Every year on December 6, I remember,
we remember and honor the women of Montreal who were hunted down and murdered by an insecure looser. Using the excuse he had mental health problems fails to address the larger picture of his hatred of women. Let us focus on the women and keep their memories alive by our action to end violence against women and girls.
“Names of the 14 Women Murdered at Ecole Polytechnique
Anne-Marie Edward, 21, was a first year student in chemical engineering.
She loved outdoor sports like skiing, diving and riding and was always
surrounded with friends.
Anne-Marie Lemay, 27, was a fourth year student in mechanical engineering.

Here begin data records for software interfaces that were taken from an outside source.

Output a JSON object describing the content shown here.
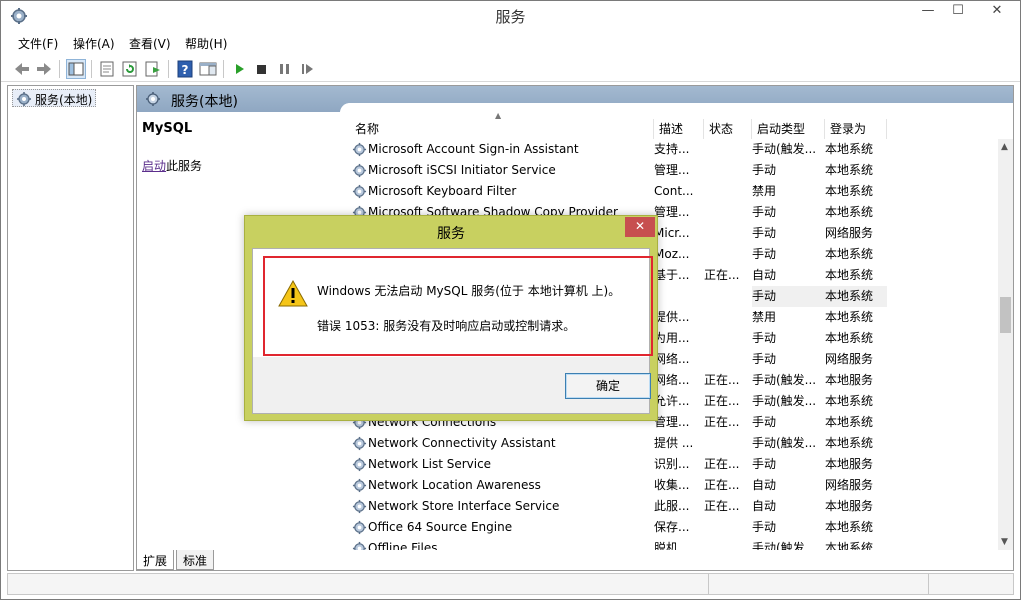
{
  "window": {
    "title": "服务"
  },
  "menubar": {
    "items": [
      {
        "label": "文件(F)"
      },
      {
        "label": "操作(A)"
      },
      {
        "label": "查看(V)"
      },
      {
        "label": "帮助(H)"
      }
    ]
  },
  "tree": {
    "root_label": "服务(本地)"
  },
  "content": {
    "header_title": "服务(本地)",
    "selected_service": "MySQL",
    "start_link": "启动",
    "start_suffix": "此服务"
  },
  "columns": {
    "name": "名称",
    "description": "描述",
    "status": "状态",
    "startup": "启动类型",
    "logon": "登录为"
  },
  "services": [
    {
      "name": "Microsoft Account Sign-in Assistant",
      "desc": "支持...",
      "status": "",
      "startup": "手动(触发...",
      "logon": "本地系统"
    },
    {
      "name": "Microsoft iSCSI Initiator Service",
      "desc": "管理...",
      "status": "",
      "startup": "手动",
      "logon": "本地系统"
    },
    {
      "name": "Microsoft Keyboard Filter",
      "desc": "Cont...",
      "status": "",
      "startup": "禁用",
      "logon": "本地系统"
    },
    {
      "name": "Microsoft Software Shadow Copy Provider",
      "desc": "管理...",
      "status": "",
      "startup": "手动",
      "logon": "本地系统"
    },
    {
      "name": "",
      "desc": "Micr...",
      "status": "",
      "startup": "手动",
      "logon": "网络服务"
    },
    {
      "name": "",
      "desc": "Moz...",
      "status": "",
      "startup": "手动",
      "logon": "本地系统"
    },
    {
      "name": "",
      "desc": "基于...",
      "status": "正在...",
      "startup": "自动",
      "logon": "本地系统"
    },
    {
      "name": "",
      "desc": "",
      "status": "",
      "startup": "手动",
      "logon": "本地系统"
    },
    {
      "name": "",
      "desc": "提供...",
      "status": "",
      "startup": "禁用",
      "logon": "本地系统"
    },
    {
      "name": "",
      "desc": "为用...",
      "status": "",
      "startup": "手动",
      "logon": "本地系统"
    },
    {
      "name": "",
      "desc": "网络...",
      "status": "",
      "startup": "手动",
      "logon": "网络服务"
    },
    {
      "name": "",
      "desc": "网络...",
      "status": "正在...",
      "startup": "手动(触发...",
      "logon": "本地服务"
    },
    {
      "name": "",
      "desc": "允许...",
      "status": "正在...",
      "startup": "手动(触发...",
      "logon": "本地系统"
    },
    {
      "name": "Network Connections",
      "desc": "管理...",
      "status": "正在...",
      "startup": "手动",
      "logon": "本地系统"
    },
    {
      "name": "Network Connectivity Assistant",
      "desc": "提供 ...",
      "status": "",
      "startup": "手动(触发...",
      "logon": "本地系统"
    },
    {
      "name": "Network List Service",
      "desc": "识别...",
      "status": "正在...",
      "startup": "手动",
      "logon": "本地服务"
    },
    {
      "name": "Network Location Awareness",
      "desc": "收集...",
      "status": "正在...",
      "startup": "自动",
      "logon": "网络服务"
    },
    {
      "name": "Network Store Interface Service",
      "desc": "此服...",
      "status": "正在...",
      "startup": "自动",
      "logon": "本地服务"
    },
    {
      "name": "Office 64 Source Engine",
      "desc": "保存...",
      "status": "",
      "startup": "手动",
      "logon": "本地系统"
    },
    {
      "name": "Offline Files",
      "desc": "脱机...",
      "status": "",
      "startup": "手动(触发...",
      "logon": "本地系统"
    }
  ],
  "tabs": {
    "extended": "扩展",
    "standard": "标准"
  },
  "dialog": {
    "title": "服务",
    "message": "Windows 无法启动 MySQL 服务(位于 本地计算机 上)。",
    "error": "错误 1053: 服务没有及时响应启动或控制请求。",
    "ok_label": "确定"
  },
  "colors": {
    "dialog_frame": "#c8d060",
    "highlight_box": "#e0262f",
    "content_header": "#a3b9d0",
    "close_button": "#c74f4f"
  }
}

Annie St-Arneault, 23, was a mechanical engineering student from La Tuque,
Que., a Laurentian pulp and paper town in the upper St-Maurice river valley.
She lived in a small apartment in Montreal. Her friends considered her a fine
student. She was killed as she sat listening to a presentation in her last class
before graduation. She had a job interview with Alcan Aluminium scheduled
for the following day. She had talked about eventually getting married to the
man who had been her boyfriend since she was a teenager.
Annie Turcotte, 21, was in her first year student in engineering materials.
She lived with her brother in a small apartment near the university. She was
described as gentle and athletic – she was a diver and a swimmer. She went
into engineering so she could one day help improve the environment.
Barbara Daigneault, 22, was to graduate at the end of the year. She was a
teaching assistant for her father Pierre Daigneault, a mechanical engineering
professor with the city’s other French-language engineering school at the
University of Quebec at Montreal.
Barbara Maria Klueznick, 31, was a first-year nursing student. She arrived in
Montreal from Poland with her husband in 1987.
Geneviève Bergeron, 21, was a second year scholarship student in civil
engineering who could easily have become a musician instead of an
engineer. Her friends and family described her as a happy person. On the
last day of her life, Genevieve had gone to the school to work on a project
with her friends. She played the clarinet and sang in a professional choir. In
her spare time she played basketball and swam.
Hélène Colgan, 23, was in her final year of mechanical engineering and
planned to take her Master’s degree. She had three job offers and was
leaning towards accepting one from a company based near Toronto.
Maud Haviernick, 29, was a second year student in engineering materials, a
branch of metallurgy, and a graduate in environmental design from the
University of Quebec at Montreal.
Maryse Laganière, 25, was the only non-student killed. She worked in the
budget department of the Ecole Polytechnique. She had recently married.
Maryse Leclair, 23, in fourth-year metallurgy, had a year to go before
graduation and was one of the top students in the school. She acted in plays
in junior college. She was the first victim whose name was known and she
was found by her father, Montreal police Lieut. Pierre Leclair.
Nathalie Croteau, 23, was in her final year of mechanical engineering and
planned to take a two-week vacation in Cancun, Mexico, with Hélène Colgan
at the end of the month.
Sonia Pelletier, 28, was the head of her class and the pride of St-Ulric, Que.,
her remote birthplace in the Gaspe peninsula. She had five sisters and two
brothers. She was to graduate the next day in mechanical engineering and
had a job interview lined up for the following week. She was awarded a
Michele Richard, 21, of Montreal, was in second-year engineering materials.
She was presenting a paper with Haviernick when she was killed.”
Violence against one woman is violence against all women.